Red ball iconIowa's Sesquicentennial

by Jean Cutler Prior


In 1996 Iowa celebrated 150 years of statehood. Sesquicentennials are historical milestones, and comparisons between "then" and "now" are inevitable. Geological perspectives on 150 years of human history may seem like a mismatch of time scales. People tend to think of the landscape as a permanent, unchanging feature of our lives, with modifications during such a geologically brief span of time as being almost insignificant -- but that is not true. Geologists recognize that Iowa's floodplains, hillslopes, gullies, and karst regions are dynamic, naturally changing portions of today's landscape.

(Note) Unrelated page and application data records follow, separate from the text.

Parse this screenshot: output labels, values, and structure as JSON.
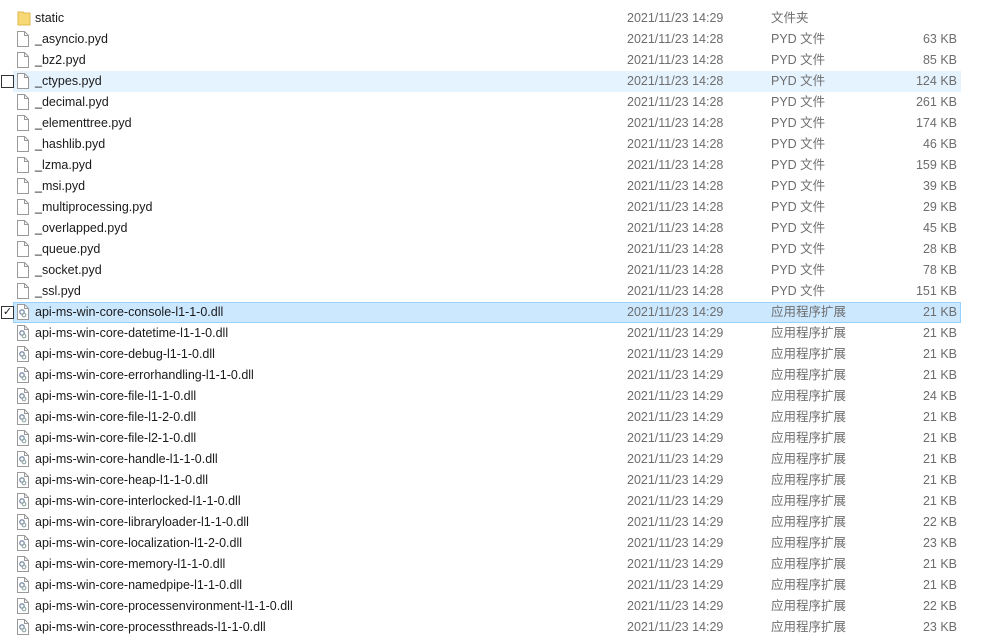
{
  "files": [
    {
      "name": "static",
      "date": "2021/11/23 14:29",
      "type": "文件夹",
      "size": "",
      "icon": "folder-icon"
    },
    {
      "name": "_asyncio.pyd",
      "date": "2021/11/23 14:28",
      "type": "PYD 文件",
      "size": "63 KB",
      "icon": "file-icon"
    },
    {
      "name": "_bz2.pyd",
      "date": "2021/11/23 14:28",
      "type": "PYD 文件",
      "size": "85 KB",
      "icon": "file-icon"
    },
    {
      "name": "_ctypes.pyd",
      "date": "2021/11/23 14:28",
      "type": "PYD 文件",
      "size": "124 KB",
      "icon": "file-icon",
      "state": "hover"
    },
    {
      "name": "_decimal.pyd",
      "date": "2021/11/23 14:28",
      "type": "PYD 文件",
      "size": "261 KB",
      "icon": "file-icon"
    },
    {
      "name": "_elementtree.pyd",
      "date": "2021/11/23 14:28",
      "type": "PYD 文件",
      "size": "174 KB",
      "icon": "file-icon"
    },
    {
      "name": "_hashlib.pyd",
      "date": "2021/11/23 14:28",
      "type": "PYD 文件",
      "size": "46 KB",
      "icon": "file-icon"
    },
    {
      "name": "_lzma.pyd",
      "date": "2021/11/23 14:28",
      "type": "PYD 文件",
      "size": "159 KB",
      "icon": "file-icon"
    },
    {
      "name": "_msi.pyd",
      "date": "2021/11/23 14:28",
      "type": "PYD 文件",
      "size": "39 KB",
      "icon": "file-icon"
    },
    {
      "name": "_multiprocessing.pyd",
      "date": "2021/11/23 14:28",
      "type": "PYD 文件",
      "size": "29 KB",
      "icon": "file-icon"
    },
    {
      "name": "_overlapped.pyd",
      "date": "2021/11/23 14:28",
      "type": "PYD 文件",
      "size": "45 KB",
      "icon": "file-icon"
    },
    {
      "name": "_queue.pyd",
      "date": "2021/11/23 14:28",
      "type": "PYD 文件",
      "size": "28 KB",
      "icon": "file-icon"
    },
    {
      "name": "_socket.pyd",
      "date": "2021/11/23 14:28",
      "type": "PYD 文件",
      "size": "78 KB",
      "icon": "file-icon"
    },
    {
      "name": "_ssl.pyd",
      "date": "2021/11/23 14:28",
      "type": "PYD 文件",
      "size": "151 KB",
      "icon": "file-icon"
    },
    {
      "name": "api-ms-win-core-console-l1-1-0.dll",
      "date": "2021/11/23 14:29",
      "type": "应用程序扩展",
      "size": "21 KB",
      "icon": "dll-icon",
      "state": "selected"
    },
    {
      "name": "api-ms-win-core-datetime-l1-1-0.dll",
      "date": "2021/11/23 14:29",
      "type": "应用程序扩展",
      "size": "21 KB",
      "icon": "dll-icon"
    },
    {
      "name": "api-ms-win-core-debug-l1-1-0.dll",
      "date": "2021/11/23 14:29",
      "type": "应用程序扩展",
      "size": "21 KB",
      "icon": "dll-icon"
    },
    {
      "name": "api-ms-win-core-errorhandling-l1-1-0.dll",
      "date": "2021/11/23 14:29",
      "type": "应用程序扩展",
      "size": "21 KB",
      "icon": "dll-icon"
    },
    {
      "name": "api-ms-win-core-file-l1-1-0.dll",
      "date": "2021/11/23 14:29",
      "type": "应用程序扩展",
      "size": "24 KB",
      "icon": "dll-icon"
    },
    {
      "name": "api-ms-win-core-file-l1-2-0.dll",
      "date": "2021/11/23 14:29",
      "type": "应用程序扩展",
      "size": "21 KB",
      "icon": "dll-icon"
    },
    {
      "name": "api-ms-win-core-file-l2-1-0.dll",
      "date": "2021/11/23 14:29",
      "type": "应用程序扩展",
      "size": "21 KB",
      "icon": "dll-icon"
    },
    {
      "name": "api-ms-win-core-handle-l1-1-0.dll",
      "date": "2021/11/23 14:29",
      "type": "应用程序扩展",
      "size": "21 KB",
      "icon": "dll-icon"
    },
    {
      "name": "api-ms-win-core-heap-l1-1-0.dll",
      "date": "2021/11/23 14:29",
      "type": "应用程序扩展",
      "size": "21 KB",
      "icon": "dll-icon"
    },
    {
      "name": "api-ms-win-core-interlocked-l1-1-0.dll",
      "date": "2021/11/23 14:29",
      "type": "应用程序扩展",
      "size": "21 KB",
      "icon": "dll-icon"
    },
    {
      "name": "api-ms-win-core-libraryloader-l1-1-0.dll",
      "date": "2021/11/23 14:29",
      "type": "应用程序扩展",
      "size": "22 KB",
      "icon": "dll-icon"
    },
    {
      "name": "api-ms-win-core-localization-l1-2-0.dll",
      "date": "2021/11/23 14:29",
      "type": "应用程序扩展",
      "size": "23 KB",
      "icon": "dll-icon"
    },
    {
      "name": "api-ms-win-core-memory-l1-1-0.dll",
      "date": "2021/11/23 14:29",
      "type": "应用程序扩展",
      "size": "21 KB",
      "icon": "dll-icon"
    },
    {
      "name": "api-ms-win-core-namedpipe-l1-1-0.dll",
      "date": "2021/11/23 14:29",
      "type": "应用程序扩展",
      "size": "21 KB",
      "icon": "dll-icon"
    },
    {
      "name": "api-ms-win-core-processenvironment-l1-1-0.dll",
      "date": "2021/11/23 14:29",
      "type": "应用程序扩展",
      "size": "22 KB",
      "icon": "dll-icon"
    },
    {
      "name": "api-ms-win-core-processthreads-l1-1-0.dll",
      "date": "2021/11/23 14:29",
      "type": "应用程序扩展",
      "size": "23 KB",
      "icon": "dll-icon"
    }
  ],
  "colors": {
    "hover": "#e5f3ff",
    "selected": "#cce8ff",
    "selected_border": "#99d1ff",
    "folder": "#f8d775"
  }
}
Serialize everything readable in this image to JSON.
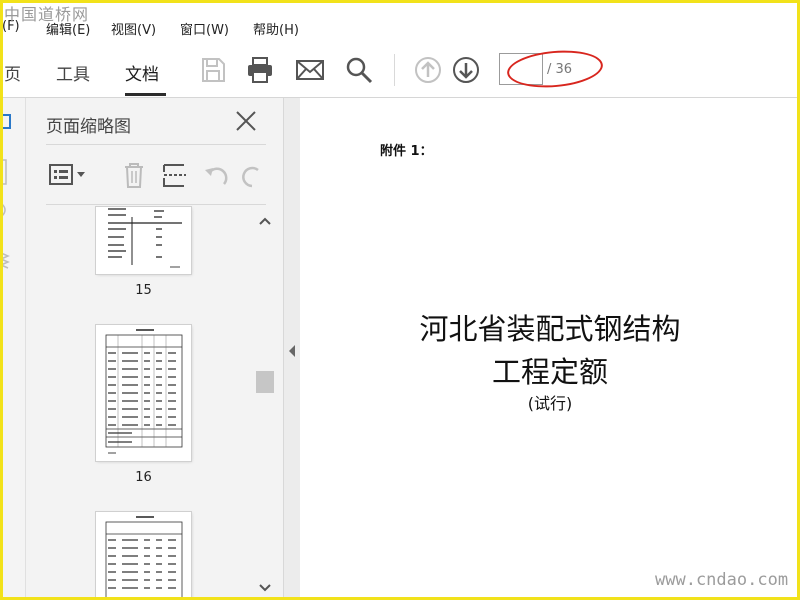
{
  "watermark": {
    "top": "中国道桥网",
    "bottom": "www.cndao.com"
  },
  "menu": [
    {
      "key": "file",
      "label": "(F)"
    },
    {
      "key": "edit",
      "label": "编辑(E)"
    },
    {
      "key": "view",
      "label": "视图(V)"
    },
    {
      "key": "window",
      "label": "窗口(W)"
    },
    {
      "key": "help",
      "label": "帮助(H)"
    }
  ],
  "tabs": {
    "home": "页",
    "tools": "工具",
    "document": "文档"
  },
  "toolbar": {
    "icons": [
      "save-icon",
      "print-icon",
      "email-icon",
      "search-icon",
      "page-up-icon",
      "page-down-icon"
    ],
    "page_current": "",
    "page_total": "/ 36",
    "annotation_color": "#d8261e"
  },
  "sidebar": {
    "title": "页面缩略图",
    "tools": [
      "thumbnail-options-icon",
      "delete-icon",
      "extract-icon",
      "undo-icon",
      "redo-icon"
    ],
    "thumbnails": [
      {
        "label": "15"
      },
      {
        "label": "16"
      },
      {
        "label": ""
      }
    ]
  },
  "document": {
    "attachment": "附件 1：",
    "title_line1": "河北省装配式钢结构",
    "title_line2": "工程定额",
    "subtitle": "(试行)"
  },
  "colors": {
    "frame": "#f2e21a",
    "accent_underline": "#2c2c2c"
  }
}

People, however, are also part of the landscape, and their mechanized earth-moving ability also makes them a major force altering the land surface.


Photo by George Hallberg.


In just 150 years, people have imprinted a variety of cultural patterns across the state's terrain. Glacial boulders stranded in Iowa thousands of years ago have been moved by generations of farmers from fields to fence rows (photo above). Plows and planters annually turn over the upper few inches of most of rural Iowa, loosening the soil in furrows to the forces of wind and rain. A grid of roads intersecting on one-mile squares helps us navigate the countryside. Hay is mowed and bailed, seasonally scoring Iowa's hillslopes with intricate webbed patterns (photo below). Dams and levees regulate the flow of water through the state's lowlands, while artificial ponds and reservoirs hold water in place among the rolling hills. Terraces are bulldozed into place across the steeper hillsides to slow the loss of soil and moisture from the land. Meandering river channels have been straightened and confined between narrow embankments, forcing rivers to erode deeper courses, in turn lowering local water tables and draining adjacent wetland. Miles of clay tiles and plastic tubing have been laid beneath acres of landscape to redirect infiltrating rainwater and hasten drying of the land surface. Deposits of non-renewable minerals, stone, sand and gravel that were geologically stored for thousands or millions of years have been mined and quarried from the earth. Urban lands are excavated and rearranged to suit builders and conform to legal regulations. The leftovers of our daily lives are buried in landfills. And the quality of one of our most basic needs -- the drinking water supplied by underground geologic strata -- can be compromised by this human activity, sometimes in unexpected ways and over long periods of time. In few other states having rural, dispersed populations does the impact of 150 years of human activity dominate the landscape as completely as it does here in Iowa.


Photo by Drake Hokanson.


Adapted from Iowa Geology 1995, Iowa Department of Natural Resources